Recommended Books: 
Cover image

Women's Liberation: The Arya Samaj Movement in India

by Sangeeta Sharma

(Hardcover)

This study explores the decisive and distinctive contribution of Swami Dayanand Saraswati and the Arya Samaj social reform movement, particularly the comprehensive, structured, and multi-layered program that was initiated for women's liberation in India. The Arya Samaj movement was able to accord critical importance to women's issues, which no earlier nor contemporary movement had accomplished. The indisputable contribution towards the betterment of women's status in the early decades of the 20th century needs to be understood, as the main focus during these years had shifted to India's agitation against the British, leading to the hegemony of India's nationalist struggle. The book shows how this vibrant movement combated superstition, challenged the caste system, championed the cause of women's education, fought for the betterment in widows' conditions, and argued for liberalization of marriage. Despite the fact that the movement derived inspiration from ancient tradition, their perspective and efforts with regard to women's issues were clearly a sincere struggle for gender equality and social resurgence.

Pro Opinions

Awakener of India

NIDHI PARKASH's picture

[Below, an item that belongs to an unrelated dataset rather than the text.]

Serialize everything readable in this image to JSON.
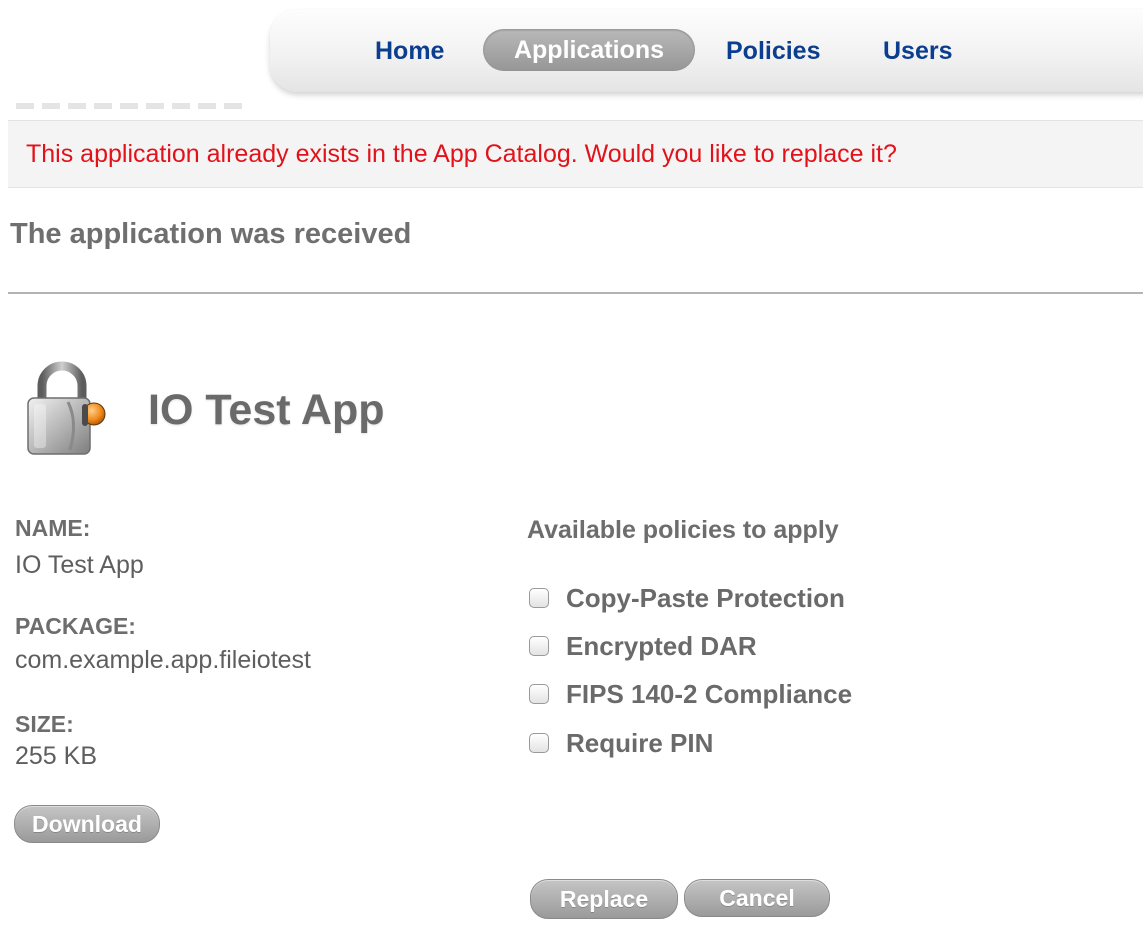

Maharishi Dayananda was in real sense awakener of India from darkness of ignorance to light of knowledge.